§ **AIM OF THE EXERCISE**: Copy whichever lines of the data hold the word "description".

§ **DATA TO USE**:
_____

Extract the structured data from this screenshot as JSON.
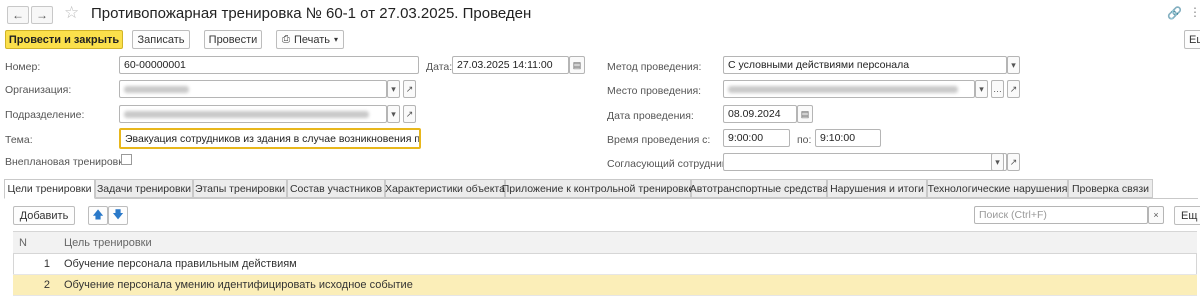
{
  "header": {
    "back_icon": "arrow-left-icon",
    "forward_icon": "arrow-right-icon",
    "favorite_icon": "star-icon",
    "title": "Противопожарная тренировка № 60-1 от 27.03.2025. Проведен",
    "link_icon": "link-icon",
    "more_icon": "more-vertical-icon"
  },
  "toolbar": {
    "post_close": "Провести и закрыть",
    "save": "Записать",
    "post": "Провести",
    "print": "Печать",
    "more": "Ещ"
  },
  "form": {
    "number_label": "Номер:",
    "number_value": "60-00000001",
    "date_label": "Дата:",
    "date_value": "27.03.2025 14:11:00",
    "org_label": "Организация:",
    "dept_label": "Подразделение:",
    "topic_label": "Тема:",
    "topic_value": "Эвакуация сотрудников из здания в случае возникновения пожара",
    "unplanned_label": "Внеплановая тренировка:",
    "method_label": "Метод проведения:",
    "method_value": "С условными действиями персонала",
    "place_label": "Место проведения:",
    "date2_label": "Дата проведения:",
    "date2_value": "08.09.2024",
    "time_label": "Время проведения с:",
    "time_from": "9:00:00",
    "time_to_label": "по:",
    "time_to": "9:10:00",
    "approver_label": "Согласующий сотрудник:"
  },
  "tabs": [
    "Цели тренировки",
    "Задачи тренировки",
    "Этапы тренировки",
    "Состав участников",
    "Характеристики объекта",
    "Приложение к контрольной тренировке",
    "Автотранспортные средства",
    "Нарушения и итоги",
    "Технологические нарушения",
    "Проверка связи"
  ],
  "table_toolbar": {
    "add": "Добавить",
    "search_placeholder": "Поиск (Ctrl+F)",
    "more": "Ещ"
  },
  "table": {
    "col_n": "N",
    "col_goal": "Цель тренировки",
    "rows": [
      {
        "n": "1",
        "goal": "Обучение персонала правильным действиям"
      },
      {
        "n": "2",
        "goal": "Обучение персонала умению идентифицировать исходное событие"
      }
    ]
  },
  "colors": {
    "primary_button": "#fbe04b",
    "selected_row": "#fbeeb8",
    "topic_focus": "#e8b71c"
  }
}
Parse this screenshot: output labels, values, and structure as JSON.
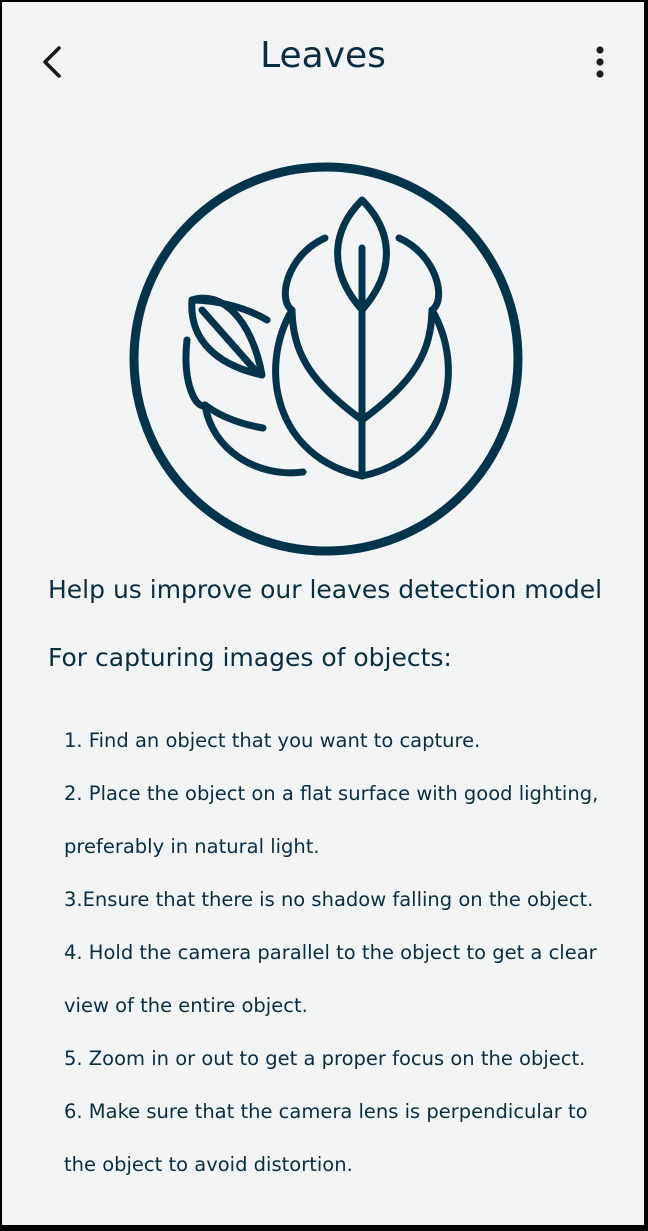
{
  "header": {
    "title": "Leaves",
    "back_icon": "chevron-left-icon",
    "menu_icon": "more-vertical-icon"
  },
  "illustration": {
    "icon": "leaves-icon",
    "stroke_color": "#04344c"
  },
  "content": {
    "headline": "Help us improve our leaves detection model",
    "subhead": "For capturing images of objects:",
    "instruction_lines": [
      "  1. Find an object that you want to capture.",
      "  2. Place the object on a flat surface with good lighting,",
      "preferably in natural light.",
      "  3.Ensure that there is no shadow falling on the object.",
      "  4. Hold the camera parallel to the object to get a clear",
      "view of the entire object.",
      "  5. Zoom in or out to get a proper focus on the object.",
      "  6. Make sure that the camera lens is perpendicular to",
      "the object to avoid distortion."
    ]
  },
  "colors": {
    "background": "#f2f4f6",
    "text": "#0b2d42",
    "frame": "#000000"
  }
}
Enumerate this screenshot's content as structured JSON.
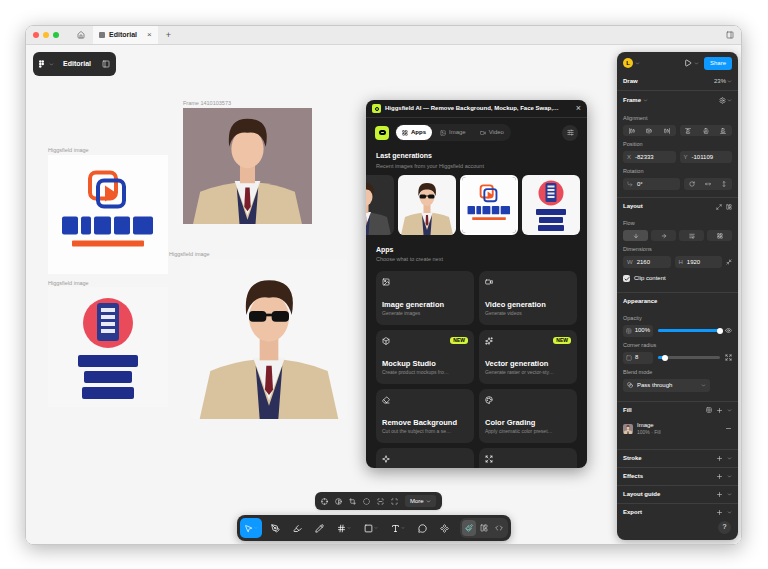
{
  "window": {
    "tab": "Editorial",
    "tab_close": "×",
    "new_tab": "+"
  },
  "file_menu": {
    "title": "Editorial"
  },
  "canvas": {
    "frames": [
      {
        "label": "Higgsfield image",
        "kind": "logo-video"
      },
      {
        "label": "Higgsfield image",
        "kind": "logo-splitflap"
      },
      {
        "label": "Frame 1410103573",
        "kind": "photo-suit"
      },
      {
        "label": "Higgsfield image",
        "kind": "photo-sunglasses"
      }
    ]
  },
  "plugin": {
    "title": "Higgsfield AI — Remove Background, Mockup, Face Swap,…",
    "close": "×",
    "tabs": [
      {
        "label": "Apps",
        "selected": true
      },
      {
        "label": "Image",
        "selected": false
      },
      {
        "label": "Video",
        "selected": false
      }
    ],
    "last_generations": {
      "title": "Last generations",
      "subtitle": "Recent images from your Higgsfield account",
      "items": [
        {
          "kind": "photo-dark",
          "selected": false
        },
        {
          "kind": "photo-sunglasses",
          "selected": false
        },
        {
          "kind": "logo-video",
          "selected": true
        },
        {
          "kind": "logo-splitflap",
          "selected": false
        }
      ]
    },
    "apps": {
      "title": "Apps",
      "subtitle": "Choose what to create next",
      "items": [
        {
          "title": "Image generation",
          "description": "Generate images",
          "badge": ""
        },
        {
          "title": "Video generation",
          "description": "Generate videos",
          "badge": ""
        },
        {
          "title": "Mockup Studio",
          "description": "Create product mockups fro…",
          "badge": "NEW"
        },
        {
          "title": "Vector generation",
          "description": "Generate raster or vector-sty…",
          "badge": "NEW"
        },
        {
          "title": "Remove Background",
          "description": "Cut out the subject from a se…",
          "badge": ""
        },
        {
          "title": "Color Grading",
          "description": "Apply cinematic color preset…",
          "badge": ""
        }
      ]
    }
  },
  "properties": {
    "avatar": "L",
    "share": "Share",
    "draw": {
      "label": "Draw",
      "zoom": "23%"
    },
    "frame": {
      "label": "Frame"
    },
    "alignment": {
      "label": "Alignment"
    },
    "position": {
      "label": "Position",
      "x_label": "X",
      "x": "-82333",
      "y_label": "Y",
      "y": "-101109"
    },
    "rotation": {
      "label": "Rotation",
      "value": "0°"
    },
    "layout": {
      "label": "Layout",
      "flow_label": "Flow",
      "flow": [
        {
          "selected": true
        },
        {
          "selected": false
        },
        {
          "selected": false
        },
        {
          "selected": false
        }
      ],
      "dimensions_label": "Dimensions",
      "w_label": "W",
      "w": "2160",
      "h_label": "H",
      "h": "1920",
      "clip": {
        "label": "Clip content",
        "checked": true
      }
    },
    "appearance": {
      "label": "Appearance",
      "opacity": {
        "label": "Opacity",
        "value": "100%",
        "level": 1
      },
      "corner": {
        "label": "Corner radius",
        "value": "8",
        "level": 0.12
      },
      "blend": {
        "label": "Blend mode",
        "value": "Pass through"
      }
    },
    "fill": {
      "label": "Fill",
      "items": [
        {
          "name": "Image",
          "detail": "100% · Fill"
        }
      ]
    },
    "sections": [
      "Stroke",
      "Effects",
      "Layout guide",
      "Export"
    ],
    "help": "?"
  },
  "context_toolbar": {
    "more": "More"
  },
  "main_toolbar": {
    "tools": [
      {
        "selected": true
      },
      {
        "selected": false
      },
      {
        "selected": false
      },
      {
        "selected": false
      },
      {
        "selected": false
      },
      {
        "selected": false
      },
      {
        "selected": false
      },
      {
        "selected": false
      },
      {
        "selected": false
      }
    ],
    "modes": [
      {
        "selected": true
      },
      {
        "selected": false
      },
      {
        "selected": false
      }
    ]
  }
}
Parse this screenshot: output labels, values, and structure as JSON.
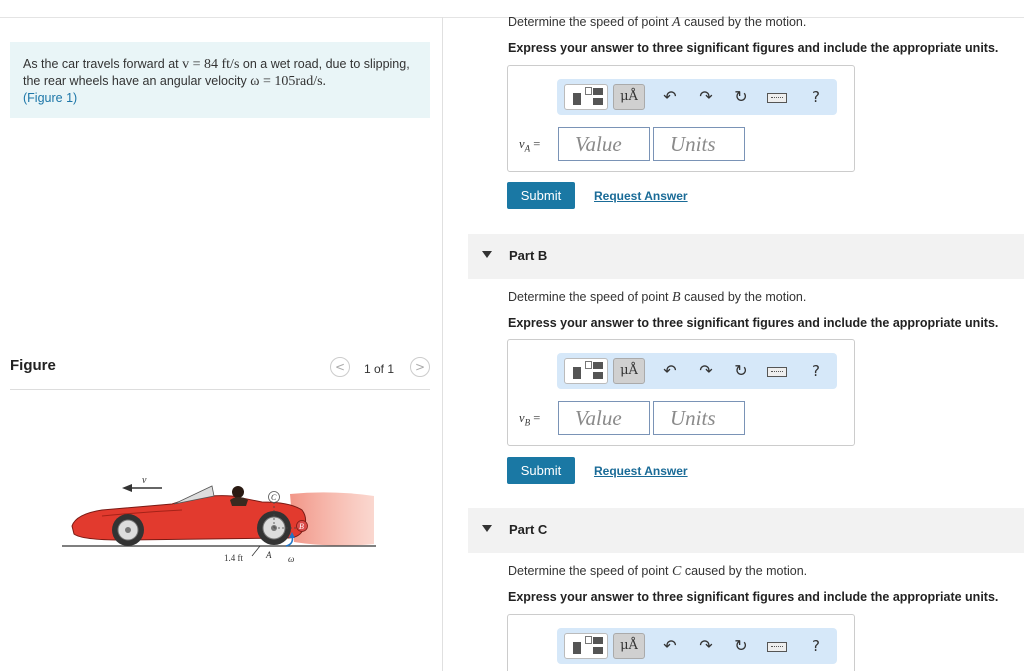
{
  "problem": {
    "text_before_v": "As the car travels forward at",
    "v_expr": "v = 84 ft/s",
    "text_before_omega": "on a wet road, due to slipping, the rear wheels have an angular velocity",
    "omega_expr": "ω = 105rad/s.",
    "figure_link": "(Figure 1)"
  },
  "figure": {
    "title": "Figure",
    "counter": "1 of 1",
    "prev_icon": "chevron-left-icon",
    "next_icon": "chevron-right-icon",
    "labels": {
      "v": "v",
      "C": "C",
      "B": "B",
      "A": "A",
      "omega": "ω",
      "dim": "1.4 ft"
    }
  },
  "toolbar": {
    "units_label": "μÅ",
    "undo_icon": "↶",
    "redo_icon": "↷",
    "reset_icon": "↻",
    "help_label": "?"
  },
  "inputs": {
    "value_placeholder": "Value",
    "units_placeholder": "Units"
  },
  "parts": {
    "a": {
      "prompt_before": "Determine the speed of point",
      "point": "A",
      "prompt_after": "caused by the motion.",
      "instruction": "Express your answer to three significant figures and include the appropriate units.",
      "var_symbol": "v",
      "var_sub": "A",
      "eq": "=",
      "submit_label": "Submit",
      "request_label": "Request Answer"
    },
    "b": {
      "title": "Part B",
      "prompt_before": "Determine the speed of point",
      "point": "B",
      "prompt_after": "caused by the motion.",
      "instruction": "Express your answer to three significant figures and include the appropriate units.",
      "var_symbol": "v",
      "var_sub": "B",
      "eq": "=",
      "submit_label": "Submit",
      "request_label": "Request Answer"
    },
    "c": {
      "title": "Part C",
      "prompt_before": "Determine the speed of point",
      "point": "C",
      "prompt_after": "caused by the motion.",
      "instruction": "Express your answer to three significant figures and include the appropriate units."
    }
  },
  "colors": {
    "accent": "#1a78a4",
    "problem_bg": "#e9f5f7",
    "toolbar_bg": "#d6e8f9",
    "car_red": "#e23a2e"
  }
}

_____

§ **FINISHED EXERCISE**:
          "description": "Generate images",
          "description": "Generate videos",
          "description": "Create product mockups fro…",
          "description": "Generate raster or vector-sty…",
          "description": "Cut out the subject from a se…",
          "description": "Apply cinematic color preset…",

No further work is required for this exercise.